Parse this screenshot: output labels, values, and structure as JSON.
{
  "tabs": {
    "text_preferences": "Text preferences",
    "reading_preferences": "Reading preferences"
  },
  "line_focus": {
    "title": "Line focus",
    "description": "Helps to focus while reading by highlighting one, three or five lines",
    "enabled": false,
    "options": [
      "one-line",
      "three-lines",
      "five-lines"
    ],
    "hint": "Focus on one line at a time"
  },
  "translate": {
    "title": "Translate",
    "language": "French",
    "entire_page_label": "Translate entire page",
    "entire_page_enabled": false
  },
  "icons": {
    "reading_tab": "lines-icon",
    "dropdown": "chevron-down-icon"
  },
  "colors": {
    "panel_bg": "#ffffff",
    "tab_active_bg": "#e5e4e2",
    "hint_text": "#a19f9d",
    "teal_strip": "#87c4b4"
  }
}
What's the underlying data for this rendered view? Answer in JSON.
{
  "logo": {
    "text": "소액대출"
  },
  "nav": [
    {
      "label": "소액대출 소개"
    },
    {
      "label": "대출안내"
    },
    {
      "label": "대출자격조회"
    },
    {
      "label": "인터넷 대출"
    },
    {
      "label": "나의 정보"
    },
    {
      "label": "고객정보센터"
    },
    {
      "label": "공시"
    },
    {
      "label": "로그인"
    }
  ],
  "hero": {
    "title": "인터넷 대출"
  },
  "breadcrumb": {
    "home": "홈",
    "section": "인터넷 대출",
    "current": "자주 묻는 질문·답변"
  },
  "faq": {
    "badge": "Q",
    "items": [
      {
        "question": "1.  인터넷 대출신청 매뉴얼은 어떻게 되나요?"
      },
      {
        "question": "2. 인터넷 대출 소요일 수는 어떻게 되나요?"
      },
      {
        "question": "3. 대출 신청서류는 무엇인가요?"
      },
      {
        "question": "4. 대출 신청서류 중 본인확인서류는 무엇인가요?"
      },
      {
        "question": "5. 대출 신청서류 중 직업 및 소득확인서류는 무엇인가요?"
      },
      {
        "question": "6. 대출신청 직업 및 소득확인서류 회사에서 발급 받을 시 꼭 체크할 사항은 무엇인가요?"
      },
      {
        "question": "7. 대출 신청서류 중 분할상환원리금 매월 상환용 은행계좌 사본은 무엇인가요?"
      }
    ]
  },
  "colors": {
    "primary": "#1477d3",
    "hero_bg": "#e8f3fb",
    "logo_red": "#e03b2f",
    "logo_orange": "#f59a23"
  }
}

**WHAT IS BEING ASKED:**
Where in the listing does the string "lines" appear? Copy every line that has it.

**EXERCISE SOLUTION:**
    "description": "Helps to focus while reading by highlighting one, three or five lines",
      "three-lines",
      "five-lines"
    "reading_tab": "lines-icon",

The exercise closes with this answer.